**SUPPLIED ENTRIES**:

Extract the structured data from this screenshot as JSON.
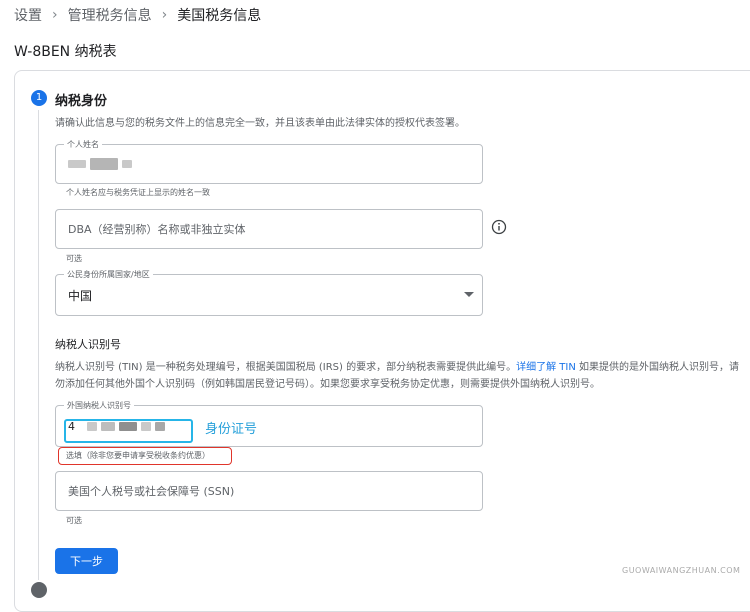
{
  "breadcrumb": {
    "items": [
      "设置",
      "管理税务信息",
      "美国税务信息"
    ]
  },
  "page_title": "W-8BEN 纳税表",
  "step1": {
    "number": "1",
    "title": "纳税身份",
    "description": "请确认此信息与您的税务文件上的信息完全一致，并且该表单由此法律实体的授权代表签署。"
  },
  "fields": {
    "name": {
      "label": "个人姓名",
      "helper": "个人姓名应与税务凭证上显示的姓名一致"
    },
    "dba": {
      "placeholder": "DBA（经营别称）名称或非独立实体",
      "helper": "可选"
    },
    "country": {
      "label": "公民身份所属国家/地区",
      "value": "中国"
    },
    "foreign_tin": {
      "label": "外国纳税人识别号",
      "value_prefix": "4",
      "helper": "选填（除非您要申请享受税收条约优惠）"
    },
    "ssn": {
      "placeholder": "美国个人税号或社会保障号 (SSN)",
      "helper": "可选"
    }
  },
  "tin_section": {
    "title": "纳税人识别号",
    "desc_part1": "纳税人识别号 (TIN) 是一种税务处理编号，根据美国国税局 (IRS) 的要求，部分纳税表需要提供此编号。",
    "link": "详细了解 TIN",
    "desc_part2": " 如果提供的是外国纳税人识别号，请勿添加任何其他外国个人识别码（例如韩国居民登记号码）。如果您要求享受税务协定优惠，则需要提供外国纳税人识别号。"
  },
  "annotation": {
    "text": "身份证号"
  },
  "next_button": {
    "label": "下一步"
  },
  "watermark": "GUOWAIWANGZHUAN.COM",
  "colors": {
    "primary": "#1a73e8",
    "annotation_blue": "#26b5e8",
    "annotation_red": "#e0352b"
  }
}
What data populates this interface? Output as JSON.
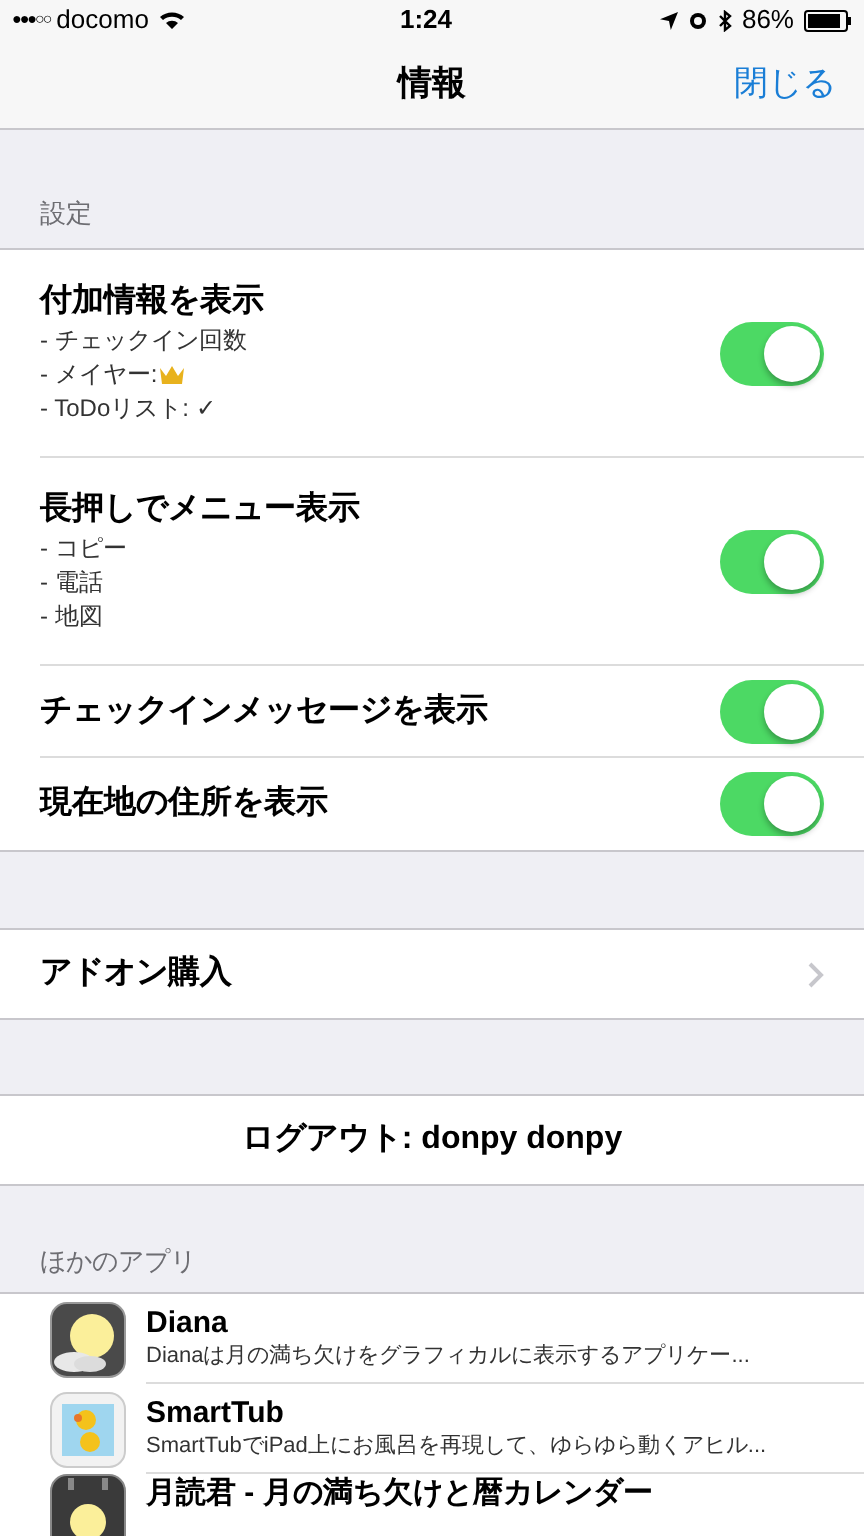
{
  "status_bar": {
    "carrier": "docomo",
    "signal_bars": "●●●○○",
    "time": "1:24",
    "battery": "86%"
  },
  "nav": {
    "title": "情報",
    "close": "閉じる"
  },
  "settings": {
    "header": "設定",
    "rows": [
      {
        "title": "付加情報を表示",
        "lines": [
          {
            "text": "- チェックイン回数"
          },
          {
            "text": "- メイヤー:",
            "crown": true
          },
          {
            "text": "- ToDoリスト: ✓"
          }
        ],
        "on": true
      },
      {
        "title": "長押しでメニュー表示",
        "lines": [
          {
            "text": "- コピー"
          },
          {
            "text": "- 電話"
          },
          {
            "text": "- 地図"
          }
        ],
        "on": true
      },
      {
        "title": "チェックインメッセージを表示",
        "on": true
      },
      {
        "title": "現在地の住所を表示",
        "on": true
      }
    ]
  },
  "addon": {
    "label": "アドオン購入"
  },
  "logout": {
    "label": "ログアウト: donpy donpy"
  },
  "other_apps": {
    "header": "ほかのアプリ",
    "apps": [
      {
        "kind": "moon",
        "name": "Diana",
        "description": "Dianaは月の満ち欠けをグラフィカルに表示するアプリケー..."
      },
      {
        "kind": "duck",
        "name": "SmartTub",
        "description": "SmartTubでiPad上にお風呂を再現して、ゆらゆら動くアヒル..."
      },
      {
        "kind": "calendar",
        "name": "月読君 - 月の満ち欠けと暦カレンダー"
      }
    ]
  }
}
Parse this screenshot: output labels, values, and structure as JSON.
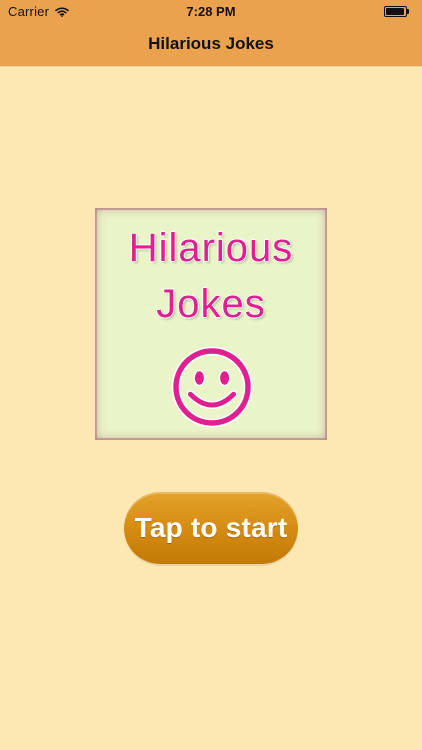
{
  "status_bar": {
    "carrier": "Carrier",
    "time": "7:28 PM",
    "wifi_icon": "wifi-icon",
    "battery_icon": "battery-icon"
  },
  "nav": {
    "title": "Hilarious Jokes"
  },
  "logo": {
    "line1": "Hilarious",
    "line2": "Jokes",
    "icon": "smiley-face-icon",
    "colors": {
      "text": "#e0208e",
      "background": "#e9f4c8"
    }
  },
  "actions": {
    "start_label": "Tap to start"
  },
  "colors": {
    "page_background": "#fde8b3",
    "top_bar": "#eba24f",
    "button": "#d48a10"
  }
}
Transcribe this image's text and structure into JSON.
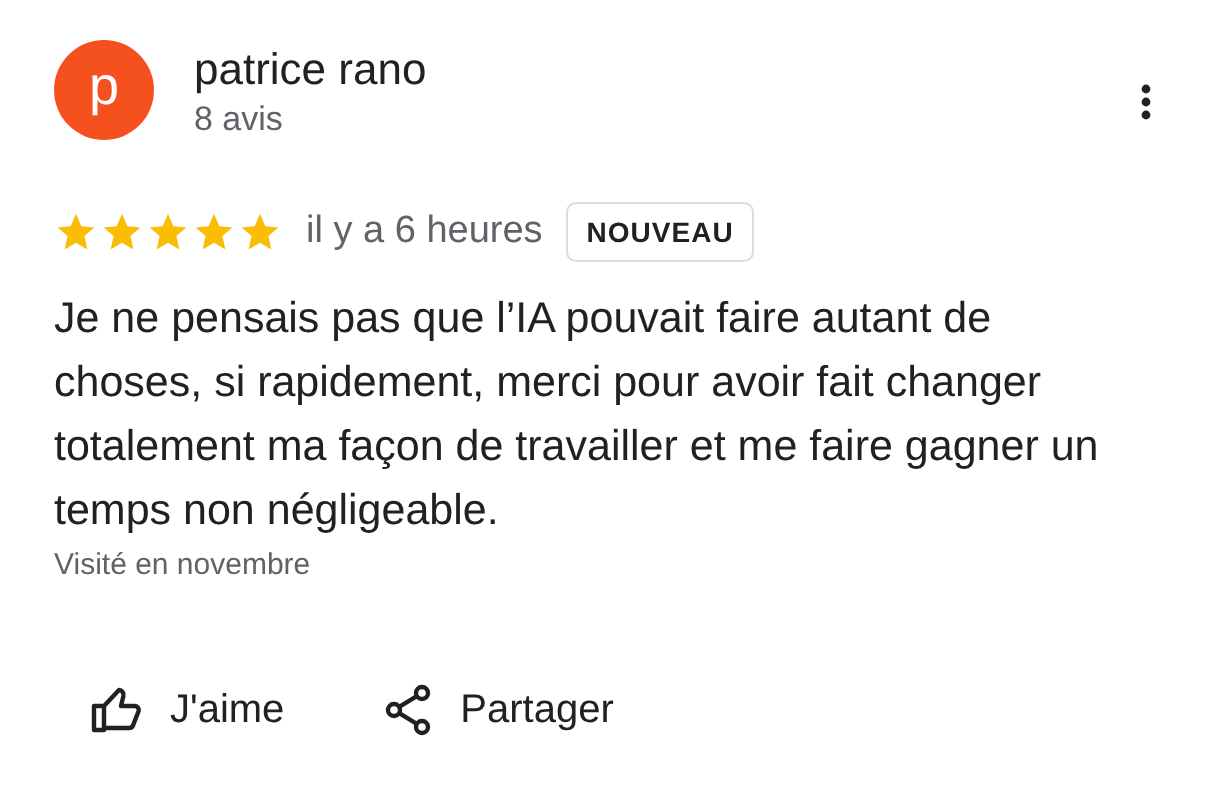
{
  "review": {
    "avatar_letter": "p",
    "author": "patrice rano",
    "review_count": "8 avis",
    "stars": 5,
    "time": "il y a 6 heures",
    "badge": "NOUVEAU",
    "text": "Je ne pensais pas que l’IA pouvait faire autant de choses, si rapidement, merci pour avoir fait changer totalement ma façon de travailler et me faire gagner un temps non négligeable.",
    "visited": "Visité en novembre"
  },
  "actions": [
    {
      "kind": "like",
      "label": "J'aime"
    },
    {
      "kind": "share",
      "label": "Partager"
    }
  ]
}
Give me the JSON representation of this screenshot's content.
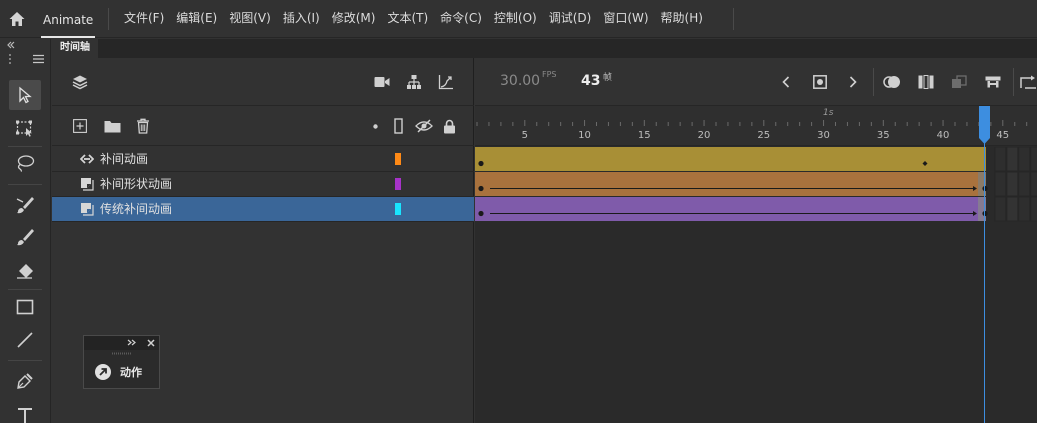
{
  "app": {
    "name": "Animate",
    "menus": [
      "文件(F)",
      "编辑(E)",
      "视图(V)",
      "插入(I)",
      "修改(M)",
      "文本(T)",
      "命令(C)",
      "控制(O)",
      "调试(D)",
      "窗口(W)",
      "帮助(H)"
    ]
  },
  "panel": {
    "tab": "时间轴"
  },
  "timeline": {
    "fps": "30.00",
    "fps_unit": "FPS",
    "current_frame": "43",
    "frame_unit": "帧",
    "seconds_marker": "1s",
    "ticks": [
      "5",
      "10",
      "15",
      "20",
      "25",
      "30",
      "35",
      "40",
      "45"
    ]
  },
  "layers": [
    {
      "name": "补间动画",
      "type": "motion",
      "color": "#ff8a16",
      "span_color": "#a88f36",
      "selected": false
    },
    {
      "name": "补间形状动画",
      "type": "shape",
      "color": "#a733c9",
      "span_color": "#a9723d",
      "selected": false
    },
    {
      "name": "传统补间动画",
      "type": "classic",
      "color": "#19e5ff",
      "span_color": "#7f5baa",
      "selected": true
    }
  ],
  "actions_panel": {
    "label": "动作"
  },
  "colors": {
    "playhead": "#3d8ee0",
    "selection": "#3a6698"
  }
}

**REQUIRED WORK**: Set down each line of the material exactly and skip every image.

**RESULT OF THE TASK**:
Extract the structured data from this screenshot as JSON.
{
  "breadcrumb": {
    "items": [
      "设置",
      "管理税务信息",
      "美国税务信息"
    ]
  },
  "page_title": "W-8BEN 纳税表",
  "step1": {
    "number": "1",
    "title": "纳税身份",
    "description": "请确认此信息与您的税务文件上的信息完全一致，并且该表单由此法律实体的授权代表签署。"
  },
  "fields": {
    "name": {
      "label": "个人姓名",
      "helper": "个人姓名应与税务凭证上显示的姓名一致"
    },
    "dba": {
      "placeholder": "DBA（经营别称）名称或非独立实体",
      "helper": "可选"
    },
    "country": {
      "label": "公民身份所属国家/地区",
      "value": "中国"
    },
    "foreign_tin": {
      "label": "外国纳税人识别号",
      "value_prefix": "4",
      "helper": "选填（除非您要申请享受税收条约优惠）"
    },
    "ssn": {
      "placeholder": "美国个人税号或社会保障号 (SSN)",
      "helper": "可选"
    }
  },
  "tin_section": {
    "title": "纳税人识别号",
    "desc_part1": "纳税人识别号 (TIN) 是一种税务处理编号，根据美国国税局 (IRS) 的要求，部分纳税表需要提供此编号。",
    "link": "详细了解 TIN",
    "desc_part2": " 如果提供的是外国纳税人识别号，请勿添加任何其他外国个人识别码（例如韩国居民登记号码）。如果您要求享受税务协定优惠，则需要提供外国纳税人识别号。"
  },
  "annotation": {
    "text": "身份证号"
  },
  "next_button": {
    "label": "下一步"
  },
  "watermark": "GUOWAIWANGZHUAN.COM",
  "colors": {
    "primary": "#1a73e8",
    "annotation_blue": "#26b5e8",
    "annotation_red": "#e0352b"
  }
}
What data populates this interface? Output as JSON.
{
  "status_bar": {
    "carrier": "docomo",
    "signal_bars": "●●●○○",
    "time": "1:24",
    "battery": "86%"
  },
  "nav": {
    "title": "情報",
    "close": "閉じる"
  },
  "settings": {
    "header": "設定",
    "rows": [
      {
        "title": "付加情報を表示",
        "lines": [
          {
            "text": "- チェックイン回数"
          },
          {
            "text": "- メイヤー:",
            "crown": true
          },
          {
            "text": "- ToDoリスト: ✓"
          }
        ],
        "on": true
      },
      {
        "title": "長押しでメニュー表示",
        "lines": [
          {
            "text": "- コピー"
          },
          {
            "text": "- 電話"
          },
          {
            "text": "- 地図"
          }
        ],
        "on": true
      },
      {
        "title": "チェックインメッセージを表示",
        "on": true
      },
      {
        "title": "現在地の住所を表示",
        "on": true
      }
    ]
  },
  "addon": {
    "label": "アドオン購入"
  },
  "logout": {
    "label": "ログアウト: donpy donpy"
  },
  "other_apps": {
    "header": "ほかのアプリ",
    "apps": [
      {
        "kind": "moon",
        "name": "Diana",
        "description": "Dianaは月の満ち欠けをグラフィカルに表示するアプリケー..."
      },
      {
        "kind": "duck",
        "name": "SmartTub",
        "description": "SmartTubでiPad上にお風呂を再現して、ゆらゆら動くアヒル..."
      },
      {
        "kind": "calendar",
        "name": "月読君 - 月の満ち欠けと暦カレンダー"
      }
    ]
  }
}
Parse this screenshot: output labels, values, and structure as JSON.
{
  "status_bar": {
    "carrier": "Carrier",
    "time": "7:28 PM",
    "wifi_icon": "wifi-icon",
    "battery_icon": "battery-icon"
  },
  "nav": {
    "title": "Hilarious Jokes"
  },
  "logo": {
    "line1": "Hilarious",
    "line2": "Jokes",
    "icon": "smiley-face-icon",
    "colors": {
      "text": "#e0208e",
      "background": "#e9f4c8"
    }
  },
  "actions": {
    "start_label": "Tap to start"
  },
  "colors": {
    "page_background": "#fde8b3",
    "top_bar": "#eba24f",
    "button": "#d48a10"
  }
}
Transcribe this image's text and structure into JSON.
{
  "review": {
    "avatar_letter": "p",
    "author": "patrice rano",
    "review_count": "8 avis",
    "stars": 5,
    "time": "il y a 6 heures",
    "badge": "NOUVEAU",
    "text": "Je ne pensais pas que l’IA pouvait faire autant de choses, si rapidement, merci pour avoir fait changer totalement ma façon de travailler et me faire gagner un temps non négligeable.",
    "visited": "Visité en novembre"
  },
  "actions": [
    {
      "kind": "like",
      "label": "J'aime"
    },
    {
      "kind": "share",
      "label": "Partager"
    }
  ]
}
Give me the JSON representation of this screenshot's content.
{
  "app": {
    "name": "Animate",
    "menus": [
      "文件(F)",
      "编辑(E)",
      "视图(V)",
      "插入(I)",
      "修改(M)",
      "文本(T)",
      "命令(C)",
      "控制(O)",
      "调试(D)",
      "窗口(W)",
      "帮助(H)"
    ]
  },
  "panel": {
    "tab": "时间轴"
  },
  "timeline": {
    "fps": "30.00",
    "fps_unit": "FPS",
    "current_frame": "43",
    "frame_unit": "帧",
    "seconds_marker": "1s",
    "ticks": [
      "5",
      "10",
      "15",
      "20",
      "25",
      "30",
      "35",
      "40",
      "45"
    ]
  },
  "layers": [
    {
      "name": "补间动画",
      "type": "motion",
      "color": "#ff8a16",
      "span_color": "#a88f36",
      "selected": false
    },
    {
      "name": "补间形状动画",
      "type": "shape",
      "color": "#a733c9",
      "span_color": "#a9723d",
      "selected": false
    },
    {
      "name": "传统补间动画",
      "type": "classic",
      "color": "#19e5ff",
      "span_color": "#7f5baa",
      "selected": true
    }
  ],
  "actions_panel": {
    "label": "动作"
  },
  "colors": {
    "playhead": "#3d8ee0",
    "selection": "#3a6698"
  }
}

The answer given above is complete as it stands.